name = "Zelda"
for x in name:
	print x

Looping over strings v. lists

Solidify:

names

for x in names: 
	if x[0] in "AEIOU":
		print x + " starts with a vowel"


your_name = "Tim"


if name in names:
	if name[0] in "AEIOU"
		print name + " start with a vowel"
	else:
		print name + " starts with a consonant"

This is the most conceptually difficult thing

Another Example:
Build a list

vowel_names = []
len(vowel_names)

for name in names: 
	if name [0] in "AEIOU"
		vowel_names.append(name)

What should vowel_names contain?

vowel_names

Build a sentence

sentence = ""
for name in names: 
	sentence = sentence + name

Another Example

sentence = "Four score and seven years ago"
sentence_no_vowels = ""
for letter in sentence: 
	if letter not in "AEIOUaeiou":
		sentence_no_vowels = sentence_no_vowels + letter
		
sentence_no_vowels

REAL WORK IN FILES!

Copy and paste this into a file and save it as python file using the extension: ‘.py’

sentence = "Four score and seven years ago"
sentence_no_vowels = ""
for letter in sentence: 
	if letter not in "AEIOUaeiou":
		sentence_no_vowels = sentence_no_vowels + letter
		
sentence_no_vowels

For example I named my file ‘same_thing.py’ and saved it to my desktop.

Then exit out of the REPL by pressing ctrl+c or ctrl+x.
Navigate to the directory containing the file. Use Goal #3 to learn how to navigate your terminal.

Run the file using the command you used to start the Python REPL.
Possibly:
python same_thing.py
or
C:\Python27\python.exe same_thing.py

This is what running a this python file looks like for me:
C:\Users\tireilly\Desktop> C:\Python27\python.exe same_thing.py

And there you go!
You’ve created and run your first Python program.

Now if we have time let’s work on some more advanced python!

This is just the beginning! You can change and manipulate this file to do all sorts of wild stuff. This is a very barebones python file. But exemplifies the simplicity and readability of Python. If you’re ready to continue learning check out the resources below!

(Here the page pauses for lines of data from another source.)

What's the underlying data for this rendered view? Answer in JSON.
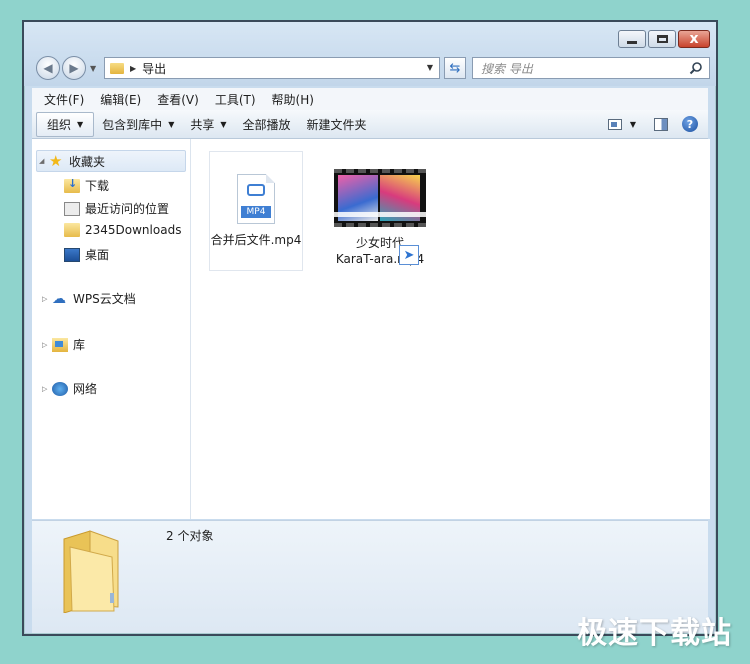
{
  "window": {
    "address_path": "导出",
    "search_placeholder": "搜索 导出",
    "caption_close": "x"
  },
  "menubar": {
    "items": [
      "文件(F)",
      "编辑(E)",
      "查看(V)",
      "工具(T)",
      "帮助(H)"
    ]
  },
  "toolbar": {
    "organize": "组织",
    "include_library": "包含到库中",
    "share": "共享",
    "play_all": "全部播放",
    "new_folder": "新建文件夹",
    "help": "?"
  },
  "nav": {
    "favorites": "收藏夹",
    "downloads": "下载",
    "recent": "最近访问的位置",
    "downloads2345": "2345Downloads",
    "desktop": "桌面",
    "wps": "WPS云文档",
    "library": "库",
    "network": "网络"
  },
  "files": [
    {
      "name": "合并后文件.mp4",
      "icon": "mp4-file-icon",
      "tag": "MP4"
    },
    {
      "name_line1": "少女时代",
      "name_line2": "KaraT-ara.mp4",
      "icon": "video-thumbnail"
    }
  ],
  "details": {
    "count": "2 个对象"
  },
  "watermark": "极速下载站",
  "colors": {
    "accent": "#3f7fd3",
    "background": "#8fd3cc"
  }
}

Next Steps

Fundamentals Practice:
Python the Hard Way
Codeacademy

Website Frameworks:
Django: This tutorial is awesome!
Flask: Microframework!

Others:
iPython Notebook (Great for Math teachers!)
Pygame is great for learning how to make video games!

I think we also talked about website hosting:
This is a great place to get started.
You can choose WordPress or Django instead.

Thank you Workshop Weekend for an awesome workspace!
Thank you Workshop Weekend for an awesome workspace!